The Indians didn’t really lose anyone during the offseason, yet added some depth, so they should improve in 2011. That said, they still don’t have a team that is worthy of contending in this division. Grady Sizemore is injured, though coming back early in the season, and entering what is likely his final season in Cleveland. Carlos Santana proved himself to be a capable catcher last season and Shin-Soo Choo could be one of the most underrated players in the major leagues.
In their rotation, they have five solid (if not spectacular) starters. Fausto Carmona has the potential and has shown it, but can he be their ace? That’s always the question with young pitchers. The team does have a solid closer, though, with former Cardinals reliever Chris Perez getting the ninth inning call. So if the Indians do take a lead into the ninth inning, if Perez can repeat his success from last season they should be able to pull out the victory.
Cleveland is still working on their rebuilding, but really not. they have a lot of the pieces they need to contend, but they aren’t complete. I don’t expect them to contend for the division, not with the shape of the other teams ahead of them.
3. Detroit Tigers (87-75)
Detroit made some solid signings in the offseason as they bring in Victor Martinez and Joaquin Benoit. They also signed Brad Penny who, if he can stay healthy, could be a valuable addition to that starting rotation.
The Tigers are once again a very capable team and could make another playoff run this season. That will require a healthy year from Brad Penny, the successful conversion from reliever to starter for Phil Coke, and Max Scherzer finally reaching his potential. Should that be done, the Tigers will definitely challenge for the division title.
Their question mark will be how Miguel Cabrera responds. After spending the 2009-2010 offseason in rehab for alcohol abuse and staying clean through the 2010 season, Cabrera was cited for suspicion of drunk driving before spring training this year. Can Cabrera hit the Tigers to wins while battling his personal issues? It’s easier for young players, and Cabrera is reaching the point where he isn’t young in baseball years anymore.

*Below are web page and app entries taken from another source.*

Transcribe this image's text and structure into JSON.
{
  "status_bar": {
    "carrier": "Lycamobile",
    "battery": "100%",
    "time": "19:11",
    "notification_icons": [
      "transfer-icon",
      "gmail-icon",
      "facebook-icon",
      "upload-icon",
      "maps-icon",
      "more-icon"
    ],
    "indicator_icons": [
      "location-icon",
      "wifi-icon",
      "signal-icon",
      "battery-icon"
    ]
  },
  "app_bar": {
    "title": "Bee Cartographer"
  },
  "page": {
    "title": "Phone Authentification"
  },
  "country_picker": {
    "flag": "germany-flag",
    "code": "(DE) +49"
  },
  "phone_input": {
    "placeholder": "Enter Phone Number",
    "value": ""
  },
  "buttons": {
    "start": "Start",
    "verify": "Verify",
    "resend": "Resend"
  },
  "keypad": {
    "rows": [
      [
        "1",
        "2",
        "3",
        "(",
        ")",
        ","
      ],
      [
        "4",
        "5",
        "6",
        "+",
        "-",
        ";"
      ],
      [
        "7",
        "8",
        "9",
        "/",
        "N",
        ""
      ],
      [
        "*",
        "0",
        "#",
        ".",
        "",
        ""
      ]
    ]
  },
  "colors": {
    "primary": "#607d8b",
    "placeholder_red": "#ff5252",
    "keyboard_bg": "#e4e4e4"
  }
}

2. Chicago White Sox (88-74)
To me, the White Sox and the Tigers are two very comparable teams. They added Adam Dunn in the offseason and his legitimate power threat in the middle of their lineup should definitely boost the offense. With Paul Konerko coming back to play again and if some of their young talent in the lineup continues to improve they can be the division champs.
Their question mark seems to be in the pitching staff. Jake Peavy is back after having shoulder surgery last season. He will need to return as a top half of the rotation starter to help out John Danks and Mark Buerhle. In the bullpen, longtime closer Bobby Jenks is gone and their setup guy, Matt Thornton, will get the chance to be the closer. New signing Jesse Crain is expected to take Thornton’s role. While Thornton put up better numbers than Jenks did last season, can Thornton take the pressure of being the closer? White Sox fans are hoping yes.

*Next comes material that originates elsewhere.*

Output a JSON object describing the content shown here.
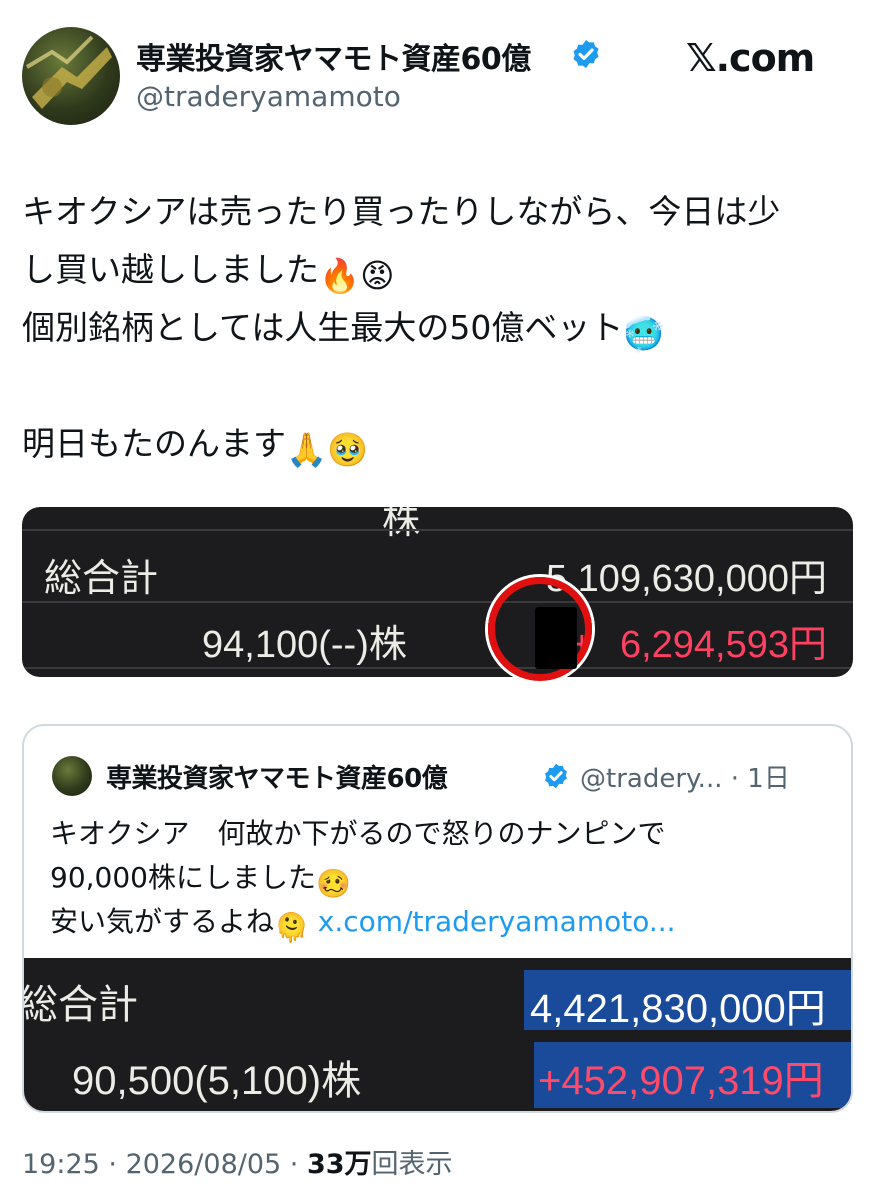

1. Minnesota Twins (90-72)
I expect it to be a very close three-team race once again for this season’s AL Central crown. The Twins were depleted in free agency as they lost a total of 7 players to free agency, most of those from the bullpen. Luckily, the major players will be back for the Twins and that is good news. Their rotation remains intact and Justin Morneau‘s return should be a boost for the offense.
I see two major questions for the Twins entering the season. Their bullpen will be juggled around between new signings and young talent. Joe Nathan makes his return after receiving Tommy John surgery last spring. How the players adjust to their new roles on the club will be key for the Twins.
Then you also have the infield defense. Going into 2011, the infield combination has not played very much together. Morneau spent most of last year on the DL after sustaining a concussion, Japanese player Tsuyoshi Nishioka is expected to play second base with Alexi Casilla at short and Danny Valencia at third. How quickly they adjust and learn each other will be important for the team’s early success.